Anyone who examines large quantities of soldiers' mail necessarily gains first-hand information as to what goes on in the average man's mind. When a soldier writes home to his wife or mother he is more apt to say what he really thinks of things than he is in the ordinary course of conversation—what he thinks of his food, conditions, entertainments and the state of his morale. This information was not wasted, but was passed on in the form of a report, thus enabling the authorities to remedy any cause of dissatisfaction whenever possible. One soon learned to distinguish the genuine from the imaginary grievances. As each letter is censored by an officer before it is posted, the mail, upon arrival at the base censor's office should be, like Caesar's wife, above suspicion. Unfortunately, and possibly still like Caesar's wife, this was not always the case, otherwise base censorship would have been unnecessary. However, it may here be placed on record that with noteworthy exceptions the large percentage of letters were as pure as the driven snow, that is from the security point of view.

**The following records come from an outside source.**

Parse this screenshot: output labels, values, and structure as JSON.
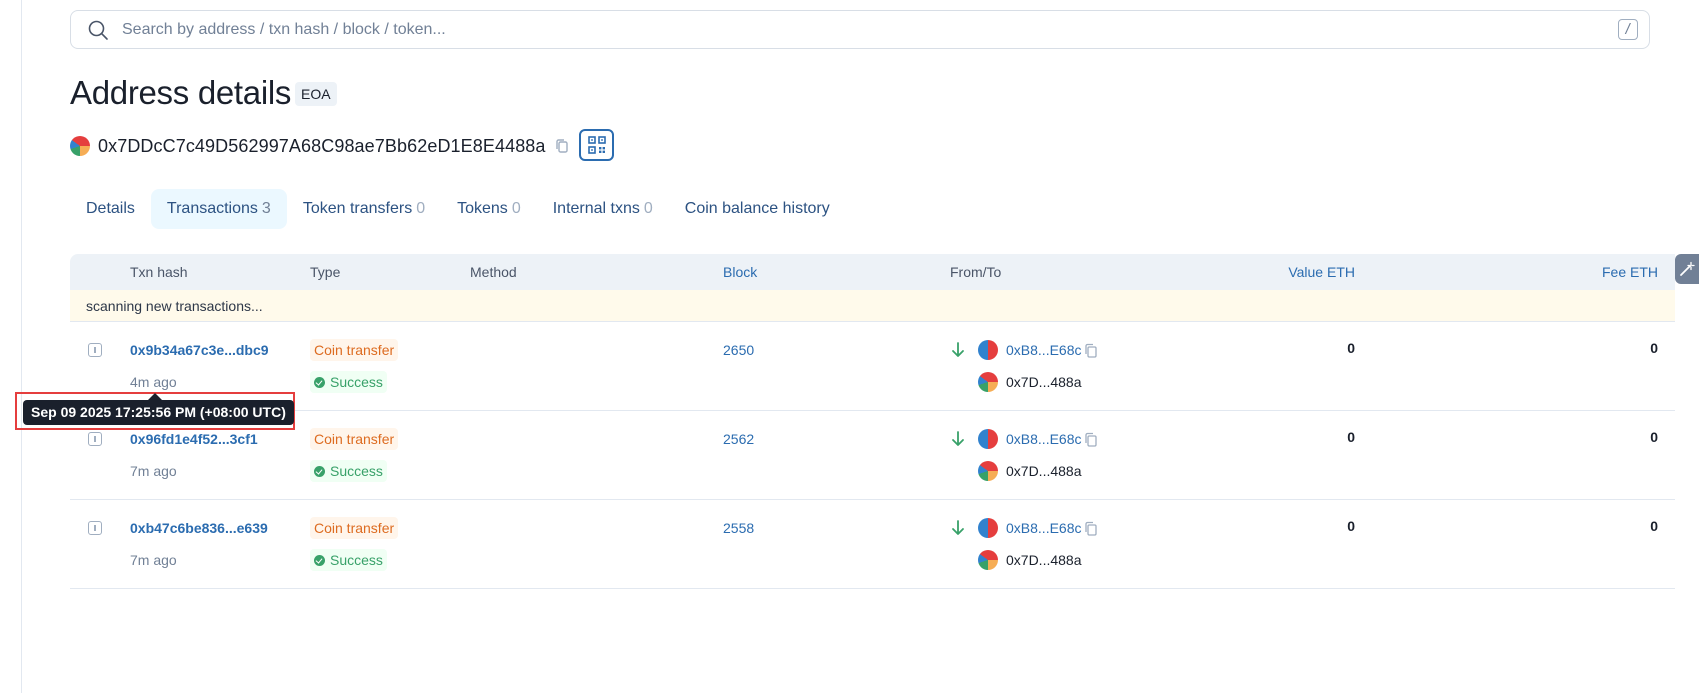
{
  "search": {
    "placeholder": "Search by address / txn hash / block / token...",
    "shortcut": "/"
  },
  "header": {
    "title": "Address details",
    "tag": "EOA"
  },
  "address": {
    "full": "0x7DDcC7c49D562997A68C98ae7Bb62eD1E8E4488a"
  },
  "tabs": [
    {
      "label": "Details",
      "count": ""
    },
    {
      "label": "Transactions",
      "count": "3"
    },
    {
      "label": "Token transfers",
      "count": "0"
    },
    {
      "label": "Tokens",
      "count": "0"
    },
    {
      "label": "Internal txns",
      "count": "0"
    },
    {
      "label": "Coin balance history",
      "count": ""
    }
  ],
  "table": {
    "columns": {
      "txn_hash": "Txn hash",
      "type": "Type",
      "method": "Method",
      "block": "Block",
      "from_to": "From/To",
      "value": "Value ETH",
      "fee": "Fee ETH"
    },
    "scanning": "scanning new transactions...",
    "rows": [
      {
        "hash": "0x9b34a67c3e...dbc9",
        "age": "4m ago",
        "type": "Coin transfer",
        "status": "Success",
        "block": "2650",
        "from": "0xB8...E68c",
        "to": "0x7D...488a",
        "value": "0",
        "fee": "0"
      },
      {
        "hash": "0x96fd1e4f52...3cf1",
        "age": "7m ago",
        "type": "Coin transfer",
        "status": "Success",
        "block": "2562",
        "from": "0xB8...E68c",
        "to": "0x7D...488a",
        "value": "0",
        "fee": "0"
      },
      {
        "hash": "0xb47c6be836...e639",
        "age": "7m ago",
        "type": "Coin transfer",
        "status": "Success",
        "block": "2558",
        "from": "0xB8...E68c",
        "to": "0x7D...488a",
        "value": "0",
        "fee": "0"
      }
    ]
  },
  "tooltip": {
    "text": "Sep 09 2025 17:25:56 PM (+08:00 UTC)"
  },
  "colors": {
    "link": "#2b6cb0",
    "type_tag": "#dd6b20",
    "success": "#38a169",
    "highlight_frame": "#e53e3e",
    "active_tab_bg": "#ebf8ff"
  }
}
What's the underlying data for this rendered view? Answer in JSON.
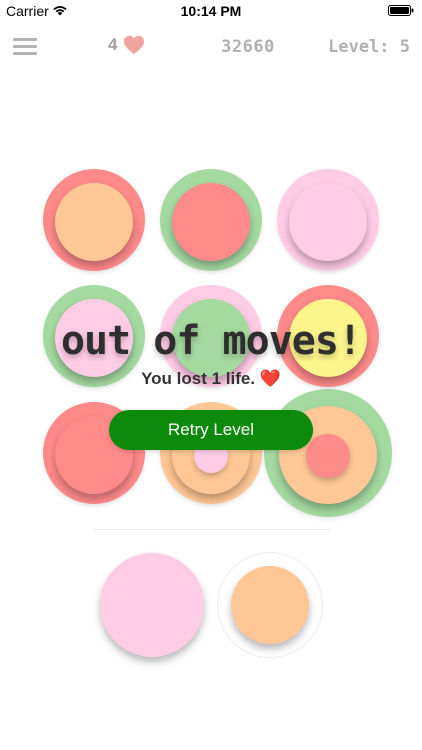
{
  "status_bar": {
    "carrier": "Carrier",
    "time": "10:14 PM"
  },
  "header": {
    "lives": "4",
    "score": "32660",
    "level": "Level: 5",
    "heart_color": "#f2a39b"
  },
  "colors": {
    "red": "#ff8a8a",
    "green": "#a4d9a0",
    "pink": "#ffcce6",
    "peach": "#ffc795",
    "yellow": "#fbf58b",
    "retry_green": "#0b8a0b"
  },
  "board": {
    "rows": 3,
    "cols": 3,
    "cells": [
      {
        "outer": "red",
        "inner": "peach"
      },
      {
        "outer": "green",
        "inner": "red"
      },
      {
        "outer": "pink",
        "inner": "pink"
      },
      {
        "outer": "green",
        "inner": "pink"
      },
      {
        "outer": "pink",
        "inner": "green"
      },
      {
        "outer": "red",
        "inner": "yellow"
      },
      {
        "outer": "red",
        "inner": "red"
      },
      {
        "outer": "peach",
        "inner": "peach",
        "core": "pink"
      },
      {
        "outer": "green",
        "inner": "peach",
        "core": "red",
        "selected": true
      }
    ]
  },
  "tray": [
    {
      "color": "pink"
    },
    {
      "color": "peach",
      "outlined": true
    }
  ],
  "overlay": {
    "title": "out of moves!",
    "subtitle": "You lost 1 life. ❤️",
    "retry_label": "Retry Level"
  }
}
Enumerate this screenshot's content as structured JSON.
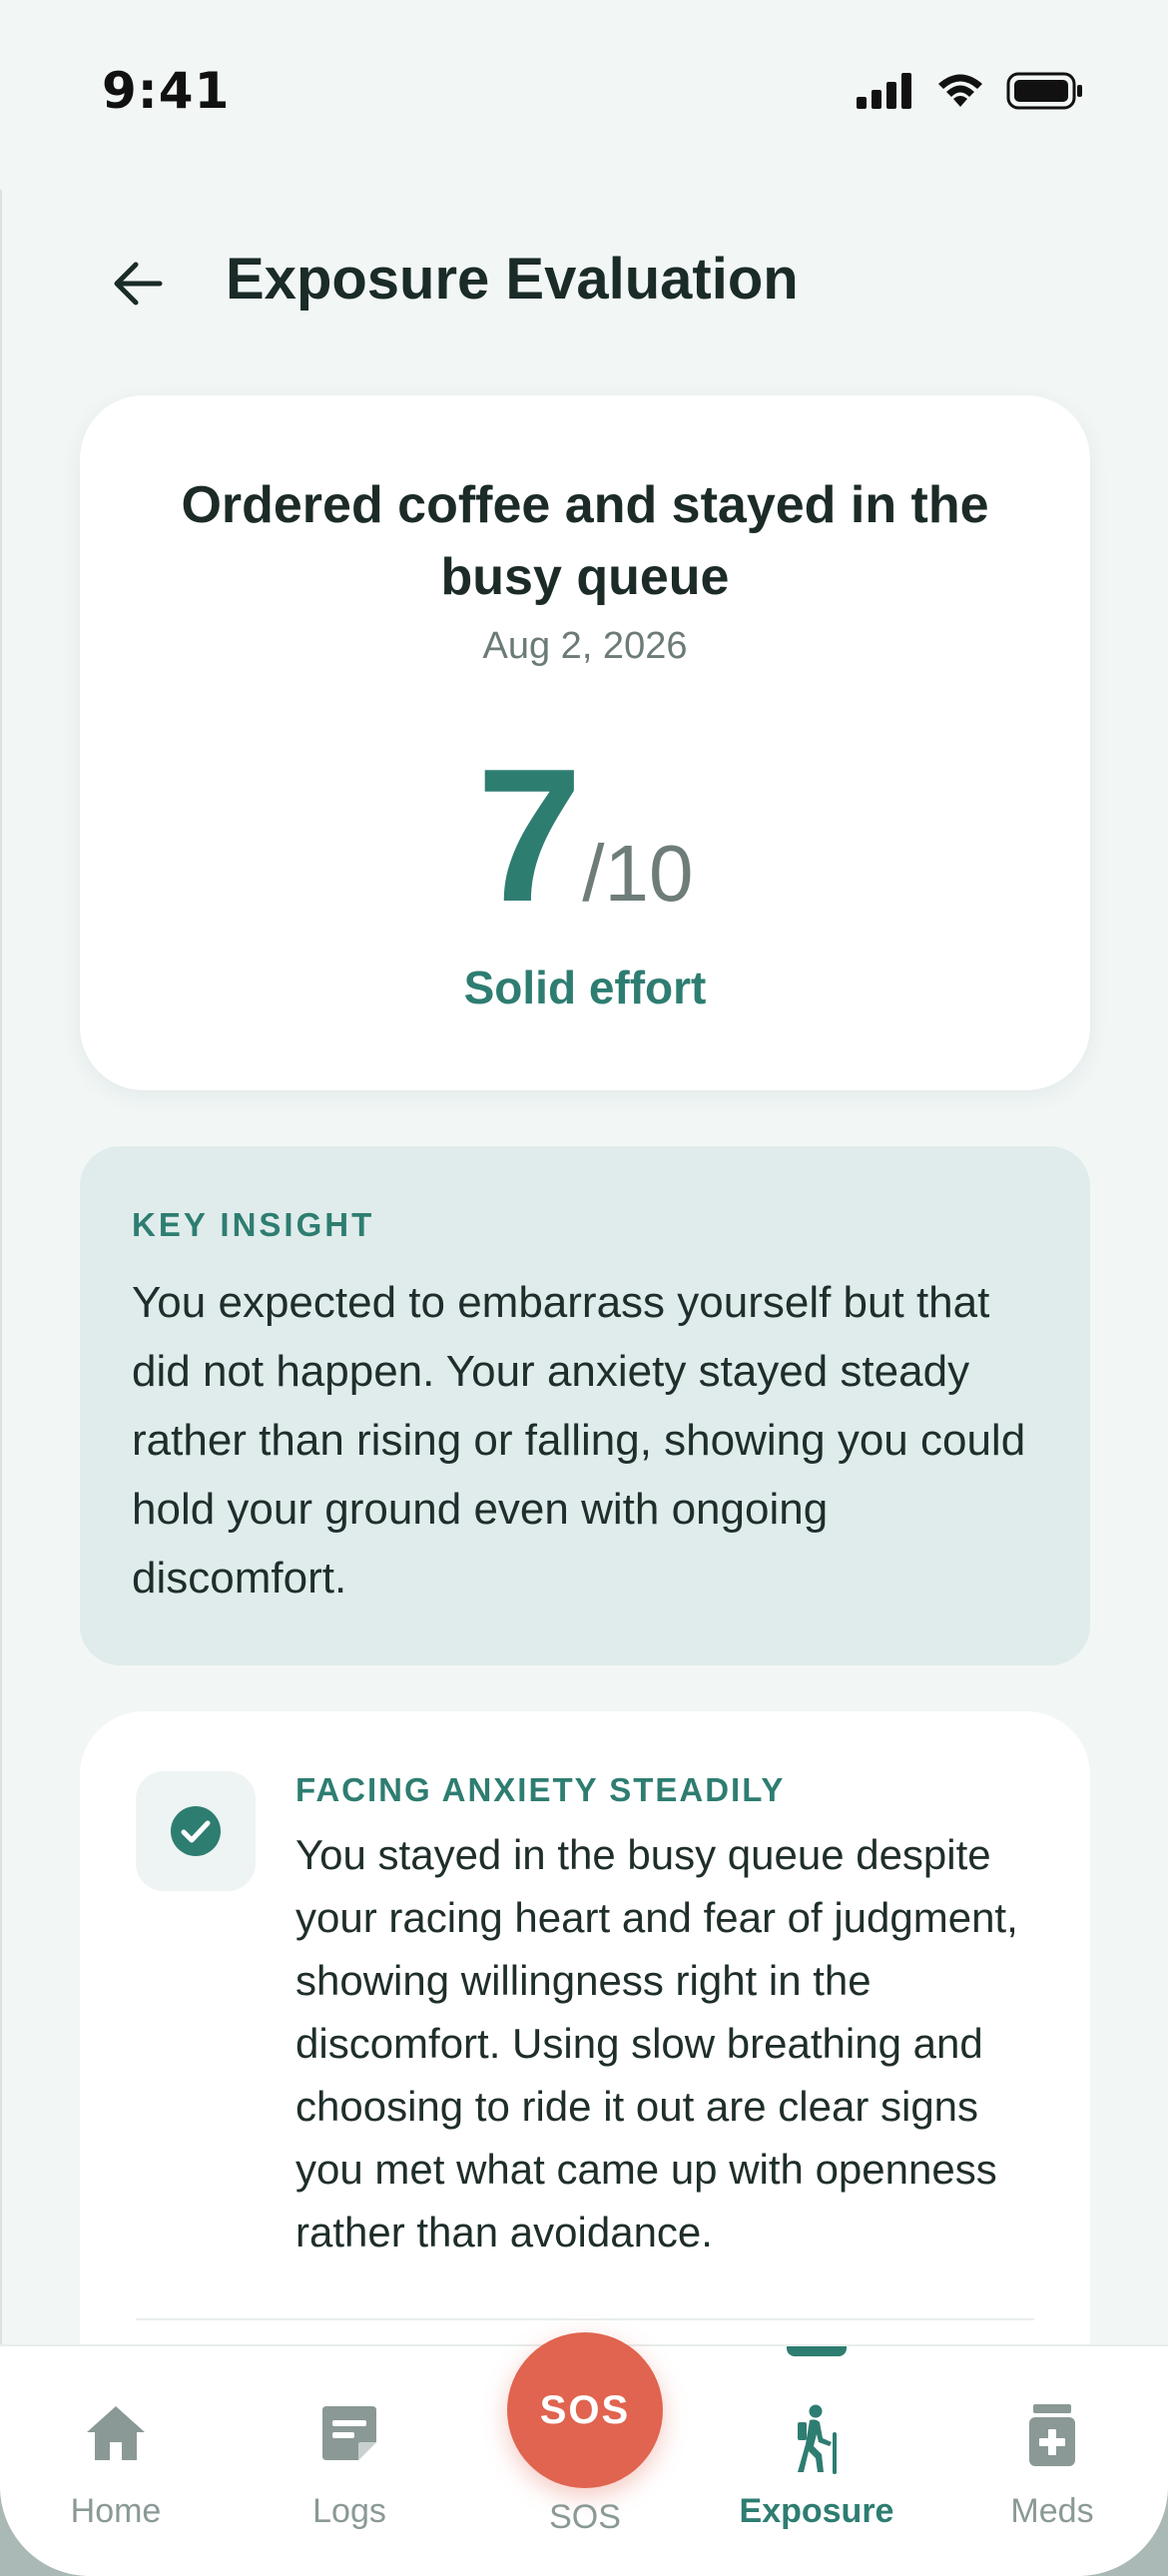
{
  "status_bar": {
    "time": "9:41",
    "icons": [
      "signal-icon",
      "wifi-icon",
      "battery-icon"
    ]
  },
  "header": {
    "back_icon": "arrow-left-icon",
    "title": "Exposure Evaluation"
  },
  "score_card": {
    "exposure_title": "Ordered coffee and stayed in the busy queue",
    "date": "Aug 2, 2026",
    "score": "7",
    "score_max": "/10",
    "verdict": "Solid effort"
  },
  "insight": {
    "label": "KEY INSIGHT",
    "text": "You expected to embarrass yourself but that did not happen. Your anxiety stayed steady rather than rising or falling, showing you could hold your ground even with ongoing discomfort."
  },
  "themes": [
    {
      "icon": "check-circle-icon",
      "label": "FACING ANXIETY STEADILY",
      "text": "You stayed in the busy queue despite your racing heart and fear of judgment, showing willingness right in the discomfort. Using slow breathing and choosing to ride it out are clear signs you met what came up with openness rather than avoidance."
    }
  ],
  "bottom_nav": {
    "items": [
      {
        "label": "Home",
        "icon": "home-icon",
        "active": false
      },
      {
        "label": "Logs",
        "icon": "logs-icon",
        "active": false
      },
      {
        "label": "Exposure",
        "icon": "hiker-icon",
        "active": true
      },
      {
        "label": "Meds",
        "icon": "medication-icon",
        "active": false
      }
    ],
    "sos": {
      "button_text": "SOS",
      "caption": "SOS"
    }
  },
  "colors": {
    "accent": "#2e7d71",
    "sos": "#e0644f",
    "background": "#f2f7f6",
    "insight_bg": "#e0eceb"
  }
}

Considerable care had to be taken on the technical side of censoring to see that each letter was replaced in its correct envelope. The boundless possibilities that could arise from mistakes in this direction can well be imagined. There were instances where the soldier had himself enclosed his letter in an apparently wrong envelope. These letters were invariably returned to the sender, because as sure as the sun rises, the censor would have received the full blast of any resultant consequences. Everyone loves to land something on to a censor, and as the last man to handle a letter he can't be too careful. You always had the funny man who delighted to make humorous and sarcastic remarks in correspon-page 242dence especially for the censor's digestion. It was a great temptation for the censor not to add a few even more humorous and sarcastic replies himself, but the ethics (and regulations) of his job forbade, unfortunately. Then there was the case of the dear young lady who approached the base censor with the request that he place his name as censoring officer on a parcel that she wished to send to New Zealand. When asked why she did not sign it herself, she replied quite naively, 'Oh it contains things that we are not allowed to send home, and if it is opened in New Zealand I would get into trouble.'

In July 1944. Captain V. Gooding relieved the base censor of his duties to enable the latter to return to New Zealand on leave. Under Captain Gooding base censorship continued until the division returned to New Zealand shortly afterwards. Looking back over the ups and downs of the base censorship landscape, the ups stand out more clearly than the downs in the mind of the writer. It is hoped, and believed, that all the victims of the base censor by this time realise that what was done had to be done in the best interests of all, and that all those people who entertained homicidal ideas in his direction will permit him to live just a little longer.